┏━━
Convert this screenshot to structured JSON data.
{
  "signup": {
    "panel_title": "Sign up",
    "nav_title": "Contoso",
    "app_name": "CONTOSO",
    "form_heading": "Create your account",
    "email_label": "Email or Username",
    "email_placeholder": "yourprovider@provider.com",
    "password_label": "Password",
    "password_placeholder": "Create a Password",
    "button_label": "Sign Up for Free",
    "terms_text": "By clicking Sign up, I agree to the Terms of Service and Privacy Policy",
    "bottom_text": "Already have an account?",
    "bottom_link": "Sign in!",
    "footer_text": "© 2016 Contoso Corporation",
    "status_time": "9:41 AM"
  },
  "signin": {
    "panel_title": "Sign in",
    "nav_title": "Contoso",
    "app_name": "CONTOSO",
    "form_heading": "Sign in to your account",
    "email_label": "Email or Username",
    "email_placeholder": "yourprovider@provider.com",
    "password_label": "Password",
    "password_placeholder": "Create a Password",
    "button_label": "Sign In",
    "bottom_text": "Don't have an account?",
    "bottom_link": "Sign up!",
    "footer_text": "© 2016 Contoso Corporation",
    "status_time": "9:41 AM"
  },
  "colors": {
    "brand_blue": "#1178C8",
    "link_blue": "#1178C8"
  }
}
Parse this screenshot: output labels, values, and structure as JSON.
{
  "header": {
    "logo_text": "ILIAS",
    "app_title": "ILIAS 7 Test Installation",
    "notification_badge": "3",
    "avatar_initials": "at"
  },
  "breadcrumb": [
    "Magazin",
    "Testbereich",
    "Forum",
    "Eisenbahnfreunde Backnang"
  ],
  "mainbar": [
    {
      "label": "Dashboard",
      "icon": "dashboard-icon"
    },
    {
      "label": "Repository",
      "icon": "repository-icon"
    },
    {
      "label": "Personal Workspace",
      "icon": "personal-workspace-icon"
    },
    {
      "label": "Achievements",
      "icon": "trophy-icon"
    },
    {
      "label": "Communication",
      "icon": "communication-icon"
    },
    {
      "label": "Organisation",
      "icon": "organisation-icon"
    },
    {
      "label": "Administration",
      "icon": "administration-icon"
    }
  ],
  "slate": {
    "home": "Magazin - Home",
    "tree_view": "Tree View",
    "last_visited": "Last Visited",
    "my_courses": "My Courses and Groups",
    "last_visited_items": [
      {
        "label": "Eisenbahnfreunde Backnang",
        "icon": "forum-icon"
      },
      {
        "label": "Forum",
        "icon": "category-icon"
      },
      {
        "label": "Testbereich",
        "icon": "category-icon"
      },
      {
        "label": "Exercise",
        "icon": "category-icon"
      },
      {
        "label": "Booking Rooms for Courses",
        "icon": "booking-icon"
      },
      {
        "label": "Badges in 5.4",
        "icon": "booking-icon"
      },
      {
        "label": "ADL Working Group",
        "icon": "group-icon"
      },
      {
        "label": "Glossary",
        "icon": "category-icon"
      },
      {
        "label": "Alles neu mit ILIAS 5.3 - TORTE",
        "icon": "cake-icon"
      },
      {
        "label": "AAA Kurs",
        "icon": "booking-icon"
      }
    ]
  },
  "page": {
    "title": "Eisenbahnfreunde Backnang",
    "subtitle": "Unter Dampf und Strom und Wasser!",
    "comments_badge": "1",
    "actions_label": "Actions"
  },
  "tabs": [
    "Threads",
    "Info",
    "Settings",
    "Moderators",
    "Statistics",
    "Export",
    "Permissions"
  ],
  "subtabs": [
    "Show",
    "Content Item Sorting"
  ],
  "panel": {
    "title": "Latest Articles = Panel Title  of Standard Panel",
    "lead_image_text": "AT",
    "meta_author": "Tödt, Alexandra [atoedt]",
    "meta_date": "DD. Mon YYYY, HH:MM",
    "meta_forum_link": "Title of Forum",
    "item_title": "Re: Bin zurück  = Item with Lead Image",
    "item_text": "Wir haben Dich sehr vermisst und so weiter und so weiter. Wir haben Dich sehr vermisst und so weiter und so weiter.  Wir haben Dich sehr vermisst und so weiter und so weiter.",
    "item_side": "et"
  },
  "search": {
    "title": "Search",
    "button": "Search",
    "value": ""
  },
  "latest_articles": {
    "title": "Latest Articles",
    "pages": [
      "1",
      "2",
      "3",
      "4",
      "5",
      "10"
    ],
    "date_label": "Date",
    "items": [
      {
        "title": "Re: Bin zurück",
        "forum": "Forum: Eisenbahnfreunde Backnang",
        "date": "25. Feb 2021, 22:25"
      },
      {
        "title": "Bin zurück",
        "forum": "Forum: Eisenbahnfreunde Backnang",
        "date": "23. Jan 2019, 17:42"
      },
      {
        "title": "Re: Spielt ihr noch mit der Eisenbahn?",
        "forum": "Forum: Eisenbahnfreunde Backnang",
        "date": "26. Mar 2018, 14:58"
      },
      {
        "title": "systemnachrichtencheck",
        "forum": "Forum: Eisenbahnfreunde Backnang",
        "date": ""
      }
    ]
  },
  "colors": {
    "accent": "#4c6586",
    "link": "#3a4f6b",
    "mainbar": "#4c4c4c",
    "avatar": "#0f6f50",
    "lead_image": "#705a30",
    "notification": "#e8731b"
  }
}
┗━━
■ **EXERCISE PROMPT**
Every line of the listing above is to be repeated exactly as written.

■ **RESPONSE FOR THIS EXERCISE**
Convert this screenshot to structured JSON data.
{
  "signup": {
    "panel_title": "Sign up",
    "nav_title": "Contoso",
    "app_name": "CONTOSO",
    "form_heading": "Create your account",
    "email_label": "Email or Username",
    "email_placeholder": "yourprovider@provider.com",
    "password_label": "Password",
    "password_placeholder": "Create a Password",
    "button_label": "Sign Up for Free",
    "terms_text": "By clicking Sign up, I agree to the Terms of Service and Privacy Policy",
    "bottom_text": "Already have an account?",
    "bottom_link": "Sign in!",
    "footer_text": "© 2016 Contoso Corporation",
    "status_time": "9:41 AM"
  },
  "signin": {
    "panel_title": "Sign in",
    "nav_title": "Contoso",
    "app_name": "CONTOSO",
    "form_heading": "Sign in to your account",
    "email_label": "Email or Username",
    "email_placeholder": "yourprovider@provider.com",
    "password_label": "Password",
    "password_placeholder": "Create a Password",
    "button_label": "Sign In",
    "bottom_text": "Don't have an account?",
    "bottom_link": "Sign up!",
    "footer_text": "© 2016 Contoso Corporation",
    "status_time": "9:41 AM"
  },
  "colors": {
    "brand_blue": "#1178C8",
    "link_blue": "#1178C8"
  }
}
Parse this screenshot: output labels, values, and structure as JSON.
{
  "header": {
    "logo_text": "ILIAS",
    "app_title": "ILIAS 7 Test Installation",
    "notification_badge": "3",
    "avatar_initials": "at"
  },
  "breadcrumb": [
    "Magazin",
    "Testbereich",
    "Forum",
    "Eisenbahnfreunde Backnang"
  ],
  "mainbar": [
    {
      "label": "Dashboard",
      "icon": "dashboard-icon"
    },
    {
      "label": "Repository",
      "icon": "repository-icon"
    },
    {
      "label": "Personal Workspace",
      "icon": "personal-workspace-icon"
    },
    {
      "label": "Achievements",
      "icon": "trophy-icon"
    },
    {
      "label": "Communication",
      "icon": "communication-icon"
    },
    {
      "label": "Organisation",
      "icon": "organisation-icon"
    },
    {
      "label": "Administration",
      "icon": "administration-icon"
    }
  ],
  "slate": {
    "home": "Magazin - Home",
    "tree_view": "Tree View",
    "last_visited": "Last Visited",
    "my_courses": "My Courses and Groups",
    "last_visited_items": [
      {
        "label": "Eisenbahnfreunde Backnang",
        "icon": "forum-icon"
      },
      {
        "label": "Forum",
        "icon": "category-icon"
      },
      {
        "label": "Testbereich",
        "icon": "category-icon"
      },
      {
        "label": "Exercise",
        "icon": "category-icon"
      },
      {
        "label": "Booking Rooms for Courses",
        "icon": "booking-icon"
      },
      {
        "label": "Badges in 5.4",
        "icon": "booking-icon"
      },
      {
        "label": "ADL Working Group",
        "icon": "group-icon"
      },
      {
        "label": "Glossary",
        "icon": "category-icon"
      },
      {
        "label": "Alles neu mit ILIAS 5.3 - TORTE",
        "icon": "cake-icon"
      },
      {
        "label": "AAA Kurs",
        "icon": "booking-icon"
      }
    ]
  },
  "page": {
    "title": "Eisenbahnfreunde Backnang",
    "subtitle": "Unter Dampf und Strom und Wasser!",
    "comments_badge": "1",
    "actions_label": "Actions"
  },
  "tabs": [
    "Threads",
    "Info",
    "Settings",
    "Moderators",
    "Statistics",
    "Export",
    "Permissions"
  ],
  "subtabs": [
    "Show",
    "Content Item Sorting"
  ],
  "panel": {
    "title": "Latest Articles = Panel Title  of Standard Panel",
    "lead_image_text": "AT",
    "meta_author": "Tödt, Alexandra [atoedt]",
    "meta_date": "DD. Mon YYYY, HH:MM",
    "meta_forum_link": "Title of Forum",
    "item_title": "Re: Bin zurück  = Item with Lead Image",
    "item_text": "Wir haben Dich sehr vermisst und so weiter und so weiter. Wir haben Dich sehr vermisst und so weiter und so weiter.  Wir haben Dich sehr vermisst und so weiter und so weiter.",
    "item_side": "et"
  },
  "search": {
    "title": "Search",
    "button": "Search",
    "value": ""
  },
  "latest_articles": {
    "title": "Latest Articles",
    "pages": [
      "1",
      "2",
      "3",
      "4",
      "5",
      "10"
    ],
    "date_label": "Date",
    "items": [
      {
        "title": "Re: Bin zurück",
        "forum": "Forum: Eisenbahnfreunde Backnang",
        "date": "25. Feb 2021, 22:25"
      },
      {
        "title": "Bin zurück",
        "forum": "Forum: Eisenbahnfreunde Backnang",
        "date": "23. Jan 2019, 17:42"
      },
      {
        "title": "Re: Spielt ihr noch mit der Eisenbahn?",
        "forum": "Forum: Eisenbahnfreunde Backnang",
        "date": "26. Mar 2018, 14:58"
      },
      {
        "title": "systemnachrichtencheck",
        "forum": "Forum: Eisenbahnfreunde Backnang",
        "date": ""
      }
    ]
  },
  "colors": {
    "accent": "#4c6586",
    "link": "#3a4f6b",
    "mainbar": "#4c4c4c",
    "avatar": "#0f6f50",
    "lead_image": "#705a30",
    "notification": "#e8731b"
  }
}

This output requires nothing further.